Music student Jill Schoelen is knocked silly at an audition whilst singing something from 19th Century British composer Erik Destler. She wakes up in 19th Century London as an understudy in Faust in an opera house supposedly haunted by a Phantom. The Phantom of course is Destler (Robert Englund, AKA Freddy Krueger) who long ago sold his soul to the Devil at the cost of his once handsome face now radically and freakishly scarred. Destler becomes obsessed with Schoelen, giving her private tuition lessons whilst still hiding his horrific visage. But thatís not all heís hiding...heís a violent and volatile murderer, whilst inspector Terence Harvey (quite good) is on his trail.
Some will be put-off by the very idea of it, but this Dwight H. Little version of the Gaston Leroux classic attempts a slasher movie bent on the oft filmed tale.

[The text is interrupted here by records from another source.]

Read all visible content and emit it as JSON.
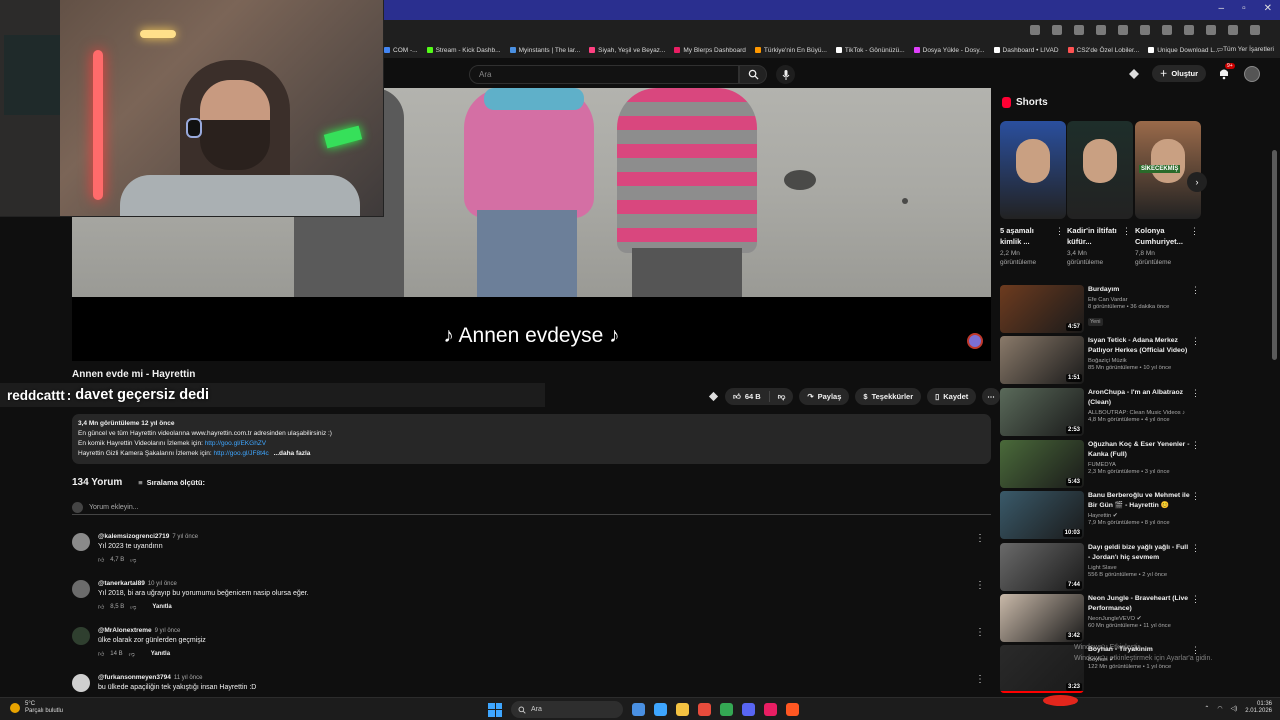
{
  "bookmarks": [
    {
      "label": "COM -...",
      "color": "#4285f4"
    },
    {
      "label": "Stream - Kick Dashb...",
      "color": "#53fc18"
    },
    {
      "label": "Myinstants | The lar...",
      "color": "#4a90e2"
    },
    {
      "label": "Siyah, Yeşil ve Beyaz...",
      "color": "#ff4081"
    },
    {
      "label": "My Blerps Dashboard",
      "color": "#e91e63"
    },
    {
      "label": "Türkiye'nin En Büyü...",
      "color": "#ff9800"
    },
    {
      "label": "TikTok - Gönünüzü...",
      "color": "#ffffff"
    },
    {
      "label": "Dosya Yükle - Dosy...",
      "color": "#e040fb"
    },
    {
      "label": "Dashboard • LIVAD",
      "color": "#ffffff"
    },
    {
      "label": "CS2'de Özel Lobiler...",
      "color": "#ff5252"
    },
    {
      "label": "Unique Download L...",
      "color": "#ffffff"
    }
  ],
  "bookmarks_all": "Tüm Yer İşaretleri",
  "header": {
    "search_placeholder": "Ara",
    "create_label": "Oluştur",
    "notif_count": "9+"
  },
  "video": {
    "subtitle": "♪ Annen evdeyse ♪",
    "title": "Annen evde mi - Hayrettin"
  },
  "chat": {
    "user": "reddcattt",
    "separator": ":",
    "message": "davet geçersiz dedi"
  },
  "actions": {
    "likes": "64 B",
    "share": "Paylaş",
    "thanks": "Teşekkürler",
    "save": "Kaydet"
  },
  "description": {
    "meta": "3,4 Mn görüntüleme  12 yıl önce",
    "line1": "En güncel ve tüm Hayrettin videolarına www.hayrettin.com.tr adresinden ulaşabilirsiniz :)",
    "line2_prefix": "En komik Hayrettin Videolarını İzlemek için: ",
    "line2_link": "http://goo.gl/EKGhZV",
    "line3_prefix": "Hayrettin Gizli Kamera Şakalarını İzlemek için: ",
    "line3_link": "http://goo.gl/JF8t4c",
    "more": "...daha fazla"
  },
  "comments_header": {
    "count": "134 Yorum",
    "sort": "Sıralama ölçütü:",
    "add_placeholder": "Yorum ekleyin..."
  },
  "comments": [
    {
      "author": "@kalemsizogrenci2719",
      "time": "7 yıl önce",
      "text": "Yıl 2023 te uyandırın",
      "likes": "4,7 B",
      "reply": "",
      "color": "#8a8a8a"
    },
    {
      "author": "@tanerkartal89",
      "time": "10 yıl önce",
      "text": "Yıl 2018, bi ara uğrayıp bu yorumumu beğenicem nasip olursa eğer.",
      "likes": "8,5 B",
      "reply": "Yanıtla",
      "color": "#6b6b6b"
    },
    {
      "author": "@MrAlonextreme",
      "time": "9 yıl önce",
      "text": "ülke olarak zor günlerden geçmişiz",
      "likes": "14 B",
      "reply": "Yanıtla",
      "color": "#2f3f2f"
    },
    {
      "author": "@furkansonmeyen3794",
      "time": "11 yıl önce",
      "text": "bu ülkede apaçiliğin tek yakıştığı insan Hayrettin :D",
      "likes": "",
      "reply": "",
      "color": "#cfcfcf"
    }
  ],
  "shorts": {
    "heading": "Shorts",
    "items": [
      {
        "title": "5 aşamalı kimlik ...",
        "views": "2,2 Mn görüntüleme",
        "color": "#2a4f9e"
      },
      {
        "title": "Kadir'in iltifatı küfür...",
        "views": "3,4 Mn görüntüleme",
        "color": "#1e2e2a"
      },
      {
        "title": "Kolonya Cumhuriyet...",
        "views": "7,8 Mn görüntüleme",
        "color": "#9a6a4a"
      }
    ],
    "third_overlay": "SİKECEKMİŞ"
  },
  "recs": [
    {
      "title": "Burdayım",
      "channel": "Efe Can Vardar",
      "views": "8 görüntüleme • 36 dakika önce",
      "badge": "Yeni",
      "duration": "4:57",
      "color": "#6d3b1f"
    },
    {
      "title": "Isyan Tetick - Adana Merkez Patlıyor Herkes (Official Video)",
      "channel": "Boğaziçi Müzik",
      "views": "85 Mn görüntüleme • 10 yıl önce",
      "badge": "",
      "duration": "1:51",
      "color": "#8a7a6a"
    },
    {
      "title": "AronChupa - I'm an Albatraoz (Clean)",
      "channel": "ALLBOUTRAP: Clean Music Videos ♪",
      "views": "4,8 Mn görüntüleme • 4 yıl önce",
      "badge": "",
      "duration": "2:53",
      "color": "#5a6a5a"
    },
    {
      "title": "Oğuzhan Koç & Eser Yenenler - Kanka (Full)",
      "channel": "FUMEDYA",
      "views": "2,3 Mn görüntüleme • 3 yıl önce",
      "badge": "",
      "duration": "5:43",
      "color": "#4a6a3a"
    },
    {
      "title": "Banu Berberoğlu ve Mehmet ile Bir Gün 🎬 - Hayrettin 😊",
      "channel": "Hayrettin ✔",
      "views": "7,9 Mn görüntüleme • 8 yıl önce",
      "badge": "",
      "duration": "10:03",
      "color": "#3a5a6a"
    },
    {
      "title": "Dayı geldi bize yağlı yağlı - Full - Jordan'ı hiç sevmem",
      "channel": "Light Slave",
      "views": "556 B görüntüleme • 2 yıl önce",
      "badge": "",
      "duration": "7:44",
      "color": "#6a6a6a"
    },
    {
      "title": "Neon Jungle - Braveheart (Live Performance)",
      "channel": "NeonJungleVEVO ✔",
      "views": "60 Mn görüntüleme • 11 yıl önce",
      "badge": "",
      "duration": "3:42",
      "color": "#c9b9a9"
    },
    {
      "title": "Boyhan - Tiryakinim",
      "channel": "Boyhan ✔",
      "views": "122 Mn görüntüleme • 1 yıl önce",
      "badge": "",
      "duration": "3:23",
      "color": "#2a2a2a"
    }
  ],
  "watermark": {
    "line1": "Windows'u Etkinleştir",
    "line2": "Windows'u etkinleştirmek için Ayarlar'a gidin."
  },
  "taskbar": {
    "temp": "5°C",
    "weather": "Parçalı bulutlu",
    "search": "Ara",
    "time": "01:36",
    "date": "2.01.2026",
    "apps": [
      "#4a90e2",
      "#3ea6ff",
      "#f5c342",
      "#e74c3c",
      "#34a853",
      "#5865f2",
      "#e91e63",
      "#ff5722"
    ]
  }
}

For what it is, it works rather well, and itís always nice to see the underrated Schoelen on-screen, something we donít get anymore. Sheís always been a lovely, sweet, and wholly unappreciated screen presence, and this film is no exception.
I like the idea of downplaying the Phantomís romantic side and upping his sinister side. Not only is it a nice counter to the Andrew Lloyd Webber vision, but it allows horror actor Englund to feel more comfortable in the role. Englundís more than just Freddy (though rarely allowed to show us anything else), but heís no Casanova letís face it. Englund, whilst classically trained, is no Olivier, but heís perfectly fine for this interpretation of the role. Itís not a Freddy film, though. Thereís one or two moments that are deliberately Freddy-esque, but otherwise this is just a slasher film version of 'Phantom of the Opera'. This sledge-hammer driven film wonít win any awards for subtlety, but it works (I love the idea of the Phantom making masks out of sewn human skin, God help me!), and itís directed and shot with quite a bit of style. Iím shocked at how lavish it is for a film by such a normally nondescript filmmaker.

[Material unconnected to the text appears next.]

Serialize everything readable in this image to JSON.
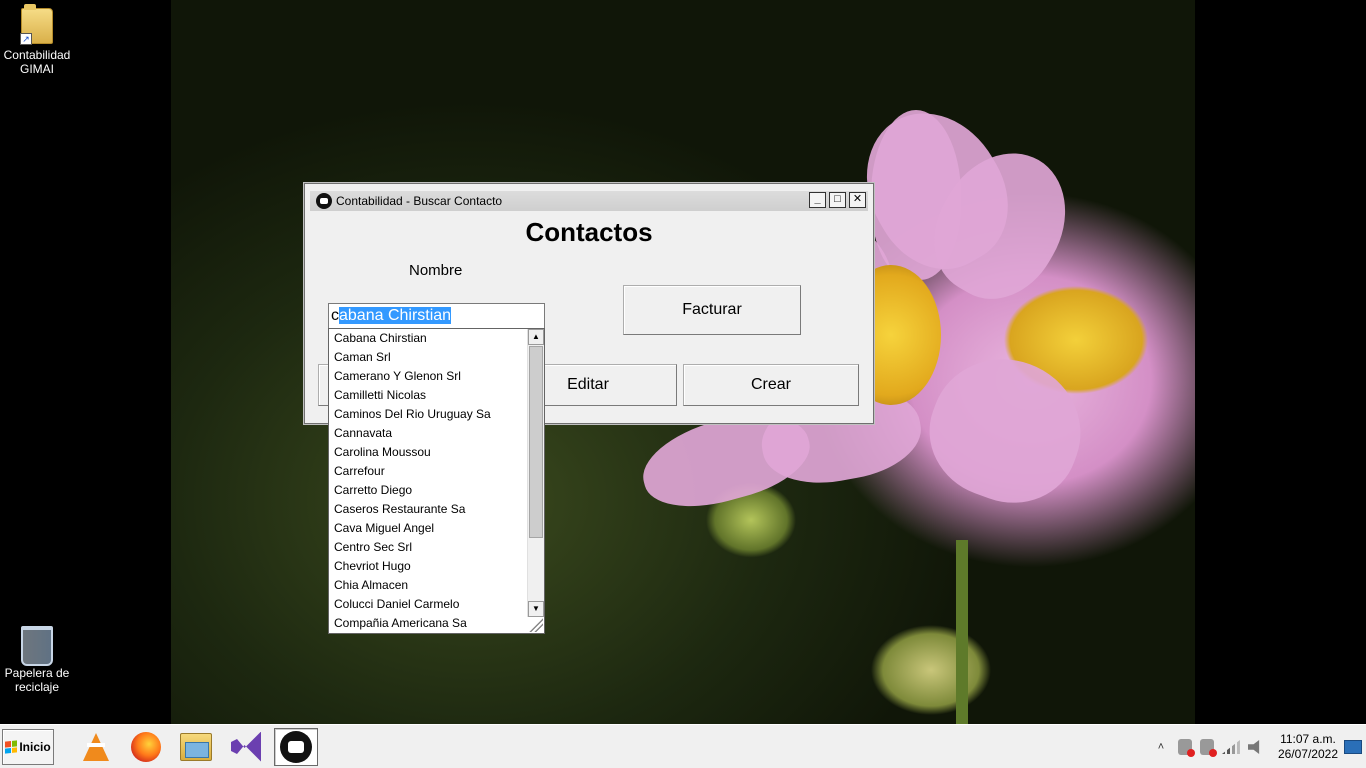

Purists to the tale wonít get this at all and will be offended by the gore, let alone the lack of the chandelier scene! God forbid! Well, thatís their problem. For me, the mixture of gore and high art was actually sickly amusing, and presumably intentionally so. The makeup is by Kevin Yagher with some additional help from a team supervised by John Carl Buechler. Itís actually really terrific, and only occasionally Freddy-like in visual design, and when it does, itís a little annoying.
I do have one big problem with the film, though. Actually, two, if you include the scary revelation that this is a Menahem Golan (he being the co-founder of Cannon Films, the schlockiest production company of the 80s and home to every Chuck Norris and Michael Dudikoff film you can name) production. I kid, I kid, I jest, though this is surely one of the most lavish films Golan has ever been involved with (this oneís from his 21st Century Film Corporation, though, in association with Harry Alan Towers). No, what really prevents this from being anything truly memorable is the lack of scenes shared by Englund and Schoelen in the first 45 minutes, so that their connection never feels authentic as the film moves to its climax. Englundís Phantom spends far too long in the shadows, watching Schoelen from afar. I also found the modern day wraparound to be unnecessary and rather silly, but thatís a minor quibble.

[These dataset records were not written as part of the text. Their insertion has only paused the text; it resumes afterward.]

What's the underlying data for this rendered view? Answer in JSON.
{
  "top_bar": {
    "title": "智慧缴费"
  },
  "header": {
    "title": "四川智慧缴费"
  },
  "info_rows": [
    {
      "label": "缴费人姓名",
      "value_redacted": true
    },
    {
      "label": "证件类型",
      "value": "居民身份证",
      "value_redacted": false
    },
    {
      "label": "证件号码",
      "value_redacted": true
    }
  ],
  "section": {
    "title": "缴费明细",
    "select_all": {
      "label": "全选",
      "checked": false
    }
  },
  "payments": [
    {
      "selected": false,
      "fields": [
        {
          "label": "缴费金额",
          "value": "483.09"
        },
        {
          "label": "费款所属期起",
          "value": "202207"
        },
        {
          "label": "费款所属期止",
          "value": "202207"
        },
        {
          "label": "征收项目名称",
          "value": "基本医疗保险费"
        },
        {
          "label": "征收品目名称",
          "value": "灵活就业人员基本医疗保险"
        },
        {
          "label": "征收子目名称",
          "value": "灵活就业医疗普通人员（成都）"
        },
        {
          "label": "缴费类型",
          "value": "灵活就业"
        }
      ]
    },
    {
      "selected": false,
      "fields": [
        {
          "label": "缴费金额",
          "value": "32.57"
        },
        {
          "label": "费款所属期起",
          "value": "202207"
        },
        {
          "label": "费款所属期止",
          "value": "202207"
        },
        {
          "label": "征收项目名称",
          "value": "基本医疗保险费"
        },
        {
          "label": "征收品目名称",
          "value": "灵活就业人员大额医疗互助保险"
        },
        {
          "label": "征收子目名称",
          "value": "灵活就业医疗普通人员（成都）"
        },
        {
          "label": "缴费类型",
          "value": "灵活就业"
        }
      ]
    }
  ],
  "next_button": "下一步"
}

Is this the best version of the tale? God no, but it has its merits and it has its place. I kinda liked it. If nothing else, itís better than Dario Argentoís disastrous version (thereís no rat fetish in this one), though Joel Schumacherís screen rendering of the ALW musical is probably the best of the lot, cinematically.